### Work instructions:
Wherever "status" shows up in the records below, copy the whole line.

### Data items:
--*--

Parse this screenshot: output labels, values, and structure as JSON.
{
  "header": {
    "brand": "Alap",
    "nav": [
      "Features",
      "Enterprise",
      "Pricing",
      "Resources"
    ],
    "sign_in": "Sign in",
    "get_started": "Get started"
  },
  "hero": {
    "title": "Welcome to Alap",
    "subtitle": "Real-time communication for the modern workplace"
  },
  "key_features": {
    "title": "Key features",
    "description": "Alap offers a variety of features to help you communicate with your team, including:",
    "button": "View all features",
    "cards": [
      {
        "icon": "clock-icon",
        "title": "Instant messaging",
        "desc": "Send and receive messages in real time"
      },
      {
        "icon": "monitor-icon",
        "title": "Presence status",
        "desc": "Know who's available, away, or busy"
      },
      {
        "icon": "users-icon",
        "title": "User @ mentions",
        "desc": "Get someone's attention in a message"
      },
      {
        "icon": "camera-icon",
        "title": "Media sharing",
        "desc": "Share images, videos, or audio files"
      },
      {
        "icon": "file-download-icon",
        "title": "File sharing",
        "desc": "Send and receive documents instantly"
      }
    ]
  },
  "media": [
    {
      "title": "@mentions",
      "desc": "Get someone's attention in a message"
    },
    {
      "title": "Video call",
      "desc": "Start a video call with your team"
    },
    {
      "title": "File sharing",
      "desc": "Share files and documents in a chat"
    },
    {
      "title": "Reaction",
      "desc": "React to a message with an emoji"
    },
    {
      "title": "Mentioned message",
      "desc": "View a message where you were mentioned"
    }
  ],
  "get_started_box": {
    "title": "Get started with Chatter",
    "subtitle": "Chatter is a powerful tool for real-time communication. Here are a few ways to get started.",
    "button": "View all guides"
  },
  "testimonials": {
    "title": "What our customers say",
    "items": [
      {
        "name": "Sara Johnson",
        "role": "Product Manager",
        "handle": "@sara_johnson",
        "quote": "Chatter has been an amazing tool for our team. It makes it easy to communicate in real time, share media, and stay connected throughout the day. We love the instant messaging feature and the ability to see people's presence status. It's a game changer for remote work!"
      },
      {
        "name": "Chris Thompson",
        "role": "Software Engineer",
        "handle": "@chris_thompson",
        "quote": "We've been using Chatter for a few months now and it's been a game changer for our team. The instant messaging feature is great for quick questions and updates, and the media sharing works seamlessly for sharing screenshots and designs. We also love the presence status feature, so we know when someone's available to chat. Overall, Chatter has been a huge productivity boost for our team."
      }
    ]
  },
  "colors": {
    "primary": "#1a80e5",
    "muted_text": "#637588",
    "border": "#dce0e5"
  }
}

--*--

### Solution for this task:
        "title": "Presence status",
        "quote": "Chatter has been an amazing tool for our team. It makes it easy to communicate in real time, share media, and stay connected throughout the day. We love the instant messaging feature and the ability to see people's presence status. It's a game changer for remote work!"
        "quote": "We've been using Chatter for a few months now and it's been a game changer for our team. The instant messaging feature is great for quick questions and updates, and the media sharing works seamlessly for sharing screenshots and designs. We also love the presence status feature, so we know when someone's available to chat. Overall, Chatter has been a huge productivity boost for our team."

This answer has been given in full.